[Data records for software interfaces]
━━━━━━━━━━━━━━━━━━━━━━━━━━━━━━

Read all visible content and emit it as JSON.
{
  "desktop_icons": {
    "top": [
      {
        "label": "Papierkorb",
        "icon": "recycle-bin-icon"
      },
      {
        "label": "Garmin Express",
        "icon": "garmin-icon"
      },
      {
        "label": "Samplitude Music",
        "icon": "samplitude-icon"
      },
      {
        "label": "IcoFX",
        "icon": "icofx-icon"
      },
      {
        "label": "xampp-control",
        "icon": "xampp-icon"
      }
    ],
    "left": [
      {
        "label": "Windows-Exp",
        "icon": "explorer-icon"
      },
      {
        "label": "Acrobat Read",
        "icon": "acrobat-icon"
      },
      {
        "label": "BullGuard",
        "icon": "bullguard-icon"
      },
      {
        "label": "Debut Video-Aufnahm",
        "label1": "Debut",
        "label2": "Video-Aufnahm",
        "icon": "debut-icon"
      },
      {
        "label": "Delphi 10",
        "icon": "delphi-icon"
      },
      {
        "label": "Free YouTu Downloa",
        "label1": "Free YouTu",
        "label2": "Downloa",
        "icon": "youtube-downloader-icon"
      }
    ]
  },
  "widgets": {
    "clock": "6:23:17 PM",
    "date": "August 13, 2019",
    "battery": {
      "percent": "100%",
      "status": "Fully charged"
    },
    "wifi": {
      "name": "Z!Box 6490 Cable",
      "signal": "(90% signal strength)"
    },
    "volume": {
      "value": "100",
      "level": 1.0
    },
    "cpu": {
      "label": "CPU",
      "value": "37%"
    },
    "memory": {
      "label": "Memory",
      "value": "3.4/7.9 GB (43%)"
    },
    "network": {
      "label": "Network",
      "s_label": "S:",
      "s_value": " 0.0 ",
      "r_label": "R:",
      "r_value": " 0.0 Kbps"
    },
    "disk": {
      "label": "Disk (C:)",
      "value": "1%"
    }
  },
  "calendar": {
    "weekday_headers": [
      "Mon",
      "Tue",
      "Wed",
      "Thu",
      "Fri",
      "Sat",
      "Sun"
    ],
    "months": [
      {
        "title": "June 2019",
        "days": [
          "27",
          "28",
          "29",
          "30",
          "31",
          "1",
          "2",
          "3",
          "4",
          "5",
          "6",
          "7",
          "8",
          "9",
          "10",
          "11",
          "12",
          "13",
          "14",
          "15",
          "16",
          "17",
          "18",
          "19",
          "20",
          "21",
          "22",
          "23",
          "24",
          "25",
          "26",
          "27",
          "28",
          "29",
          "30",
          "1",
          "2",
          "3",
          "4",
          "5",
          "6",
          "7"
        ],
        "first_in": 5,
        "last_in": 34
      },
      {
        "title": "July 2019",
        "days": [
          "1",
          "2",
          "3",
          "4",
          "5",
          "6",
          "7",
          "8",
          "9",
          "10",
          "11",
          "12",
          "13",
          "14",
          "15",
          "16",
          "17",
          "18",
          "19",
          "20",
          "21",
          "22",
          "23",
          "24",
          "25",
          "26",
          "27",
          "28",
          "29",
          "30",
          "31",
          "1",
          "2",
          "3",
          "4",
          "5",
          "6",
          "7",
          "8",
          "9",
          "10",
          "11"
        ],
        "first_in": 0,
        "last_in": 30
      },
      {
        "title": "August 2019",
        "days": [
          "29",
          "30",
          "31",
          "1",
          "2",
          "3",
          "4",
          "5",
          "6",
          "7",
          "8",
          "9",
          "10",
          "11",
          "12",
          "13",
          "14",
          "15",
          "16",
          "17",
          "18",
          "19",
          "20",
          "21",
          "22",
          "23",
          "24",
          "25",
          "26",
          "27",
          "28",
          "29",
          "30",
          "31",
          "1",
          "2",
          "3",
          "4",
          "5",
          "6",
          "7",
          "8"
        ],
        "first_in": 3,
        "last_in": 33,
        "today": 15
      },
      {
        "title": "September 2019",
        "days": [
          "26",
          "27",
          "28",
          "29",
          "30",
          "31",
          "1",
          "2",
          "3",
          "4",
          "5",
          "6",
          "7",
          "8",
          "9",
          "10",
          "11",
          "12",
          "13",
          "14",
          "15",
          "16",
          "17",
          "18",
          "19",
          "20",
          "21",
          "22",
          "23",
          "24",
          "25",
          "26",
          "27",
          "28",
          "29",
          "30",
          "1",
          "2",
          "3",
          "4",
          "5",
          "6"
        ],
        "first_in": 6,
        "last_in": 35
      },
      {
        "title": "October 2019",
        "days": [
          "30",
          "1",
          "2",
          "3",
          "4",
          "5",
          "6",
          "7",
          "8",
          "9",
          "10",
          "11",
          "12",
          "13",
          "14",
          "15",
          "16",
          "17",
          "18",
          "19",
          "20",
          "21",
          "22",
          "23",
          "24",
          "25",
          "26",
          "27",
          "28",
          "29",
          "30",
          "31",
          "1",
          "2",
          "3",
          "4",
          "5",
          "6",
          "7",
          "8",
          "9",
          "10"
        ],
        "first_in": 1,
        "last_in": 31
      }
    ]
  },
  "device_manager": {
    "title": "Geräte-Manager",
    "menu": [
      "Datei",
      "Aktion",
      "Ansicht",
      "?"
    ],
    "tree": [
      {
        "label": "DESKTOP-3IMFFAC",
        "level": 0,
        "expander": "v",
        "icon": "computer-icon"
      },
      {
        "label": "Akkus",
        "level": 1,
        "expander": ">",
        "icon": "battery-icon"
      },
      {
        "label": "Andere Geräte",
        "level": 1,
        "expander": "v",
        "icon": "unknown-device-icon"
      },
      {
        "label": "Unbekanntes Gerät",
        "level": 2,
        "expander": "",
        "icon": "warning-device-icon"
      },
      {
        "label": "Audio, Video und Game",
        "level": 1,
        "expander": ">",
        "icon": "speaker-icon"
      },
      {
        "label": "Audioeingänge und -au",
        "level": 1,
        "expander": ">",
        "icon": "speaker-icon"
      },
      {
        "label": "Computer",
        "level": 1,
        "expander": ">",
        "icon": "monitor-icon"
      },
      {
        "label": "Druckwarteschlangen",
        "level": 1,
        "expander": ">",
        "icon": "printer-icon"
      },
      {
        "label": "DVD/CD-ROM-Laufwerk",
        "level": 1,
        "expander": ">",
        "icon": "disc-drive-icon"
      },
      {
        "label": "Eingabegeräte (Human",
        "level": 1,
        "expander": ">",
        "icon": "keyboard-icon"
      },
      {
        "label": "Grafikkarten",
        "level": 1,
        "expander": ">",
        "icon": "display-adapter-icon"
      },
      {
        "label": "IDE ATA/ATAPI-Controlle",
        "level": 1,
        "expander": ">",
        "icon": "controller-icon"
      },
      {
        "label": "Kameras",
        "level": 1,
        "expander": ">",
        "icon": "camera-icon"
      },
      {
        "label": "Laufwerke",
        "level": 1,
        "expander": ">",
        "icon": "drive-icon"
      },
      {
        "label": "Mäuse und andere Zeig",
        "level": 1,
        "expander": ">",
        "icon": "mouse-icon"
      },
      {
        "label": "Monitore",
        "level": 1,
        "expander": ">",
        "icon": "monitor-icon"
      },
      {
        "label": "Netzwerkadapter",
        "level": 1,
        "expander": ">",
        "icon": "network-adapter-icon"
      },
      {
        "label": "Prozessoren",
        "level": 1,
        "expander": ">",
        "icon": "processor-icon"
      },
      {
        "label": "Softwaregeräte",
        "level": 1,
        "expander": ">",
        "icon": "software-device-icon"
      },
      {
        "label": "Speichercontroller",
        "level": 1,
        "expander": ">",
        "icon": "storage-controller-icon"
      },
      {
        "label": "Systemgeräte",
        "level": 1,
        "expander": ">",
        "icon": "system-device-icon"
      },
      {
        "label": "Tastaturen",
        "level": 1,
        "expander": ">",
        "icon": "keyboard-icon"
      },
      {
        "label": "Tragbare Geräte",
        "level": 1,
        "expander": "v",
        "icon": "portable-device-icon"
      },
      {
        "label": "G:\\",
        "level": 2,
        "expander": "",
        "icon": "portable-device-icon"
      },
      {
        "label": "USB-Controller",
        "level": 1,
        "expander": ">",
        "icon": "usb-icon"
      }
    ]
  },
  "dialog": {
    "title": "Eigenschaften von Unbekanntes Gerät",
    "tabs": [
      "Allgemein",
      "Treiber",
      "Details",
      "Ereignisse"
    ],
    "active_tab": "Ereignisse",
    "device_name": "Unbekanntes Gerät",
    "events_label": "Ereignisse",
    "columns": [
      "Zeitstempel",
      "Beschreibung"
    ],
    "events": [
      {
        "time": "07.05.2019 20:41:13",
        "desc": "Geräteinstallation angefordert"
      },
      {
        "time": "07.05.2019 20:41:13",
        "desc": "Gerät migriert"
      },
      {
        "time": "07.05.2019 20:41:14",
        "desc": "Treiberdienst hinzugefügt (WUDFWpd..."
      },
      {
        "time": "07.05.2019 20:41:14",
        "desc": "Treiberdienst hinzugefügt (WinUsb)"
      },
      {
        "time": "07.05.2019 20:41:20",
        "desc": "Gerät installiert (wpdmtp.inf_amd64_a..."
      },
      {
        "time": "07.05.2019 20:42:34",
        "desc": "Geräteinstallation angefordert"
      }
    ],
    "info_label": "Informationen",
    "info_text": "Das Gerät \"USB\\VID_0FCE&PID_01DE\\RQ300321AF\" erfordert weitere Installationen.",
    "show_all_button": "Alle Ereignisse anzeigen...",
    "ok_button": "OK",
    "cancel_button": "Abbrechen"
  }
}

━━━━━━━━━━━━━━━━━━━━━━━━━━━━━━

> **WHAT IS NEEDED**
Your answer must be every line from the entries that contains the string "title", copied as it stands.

> **OUTPUT OF THE EXERCISE**
        "title": "June 2019",
        "title": "July 2019",
        "title": "August 2019",
        "title": "September 2019",
        "title": "October 2019",
    "title": "Geräte-Manager",
    "title": "Eigenschaften von Unbekanntes Gerät",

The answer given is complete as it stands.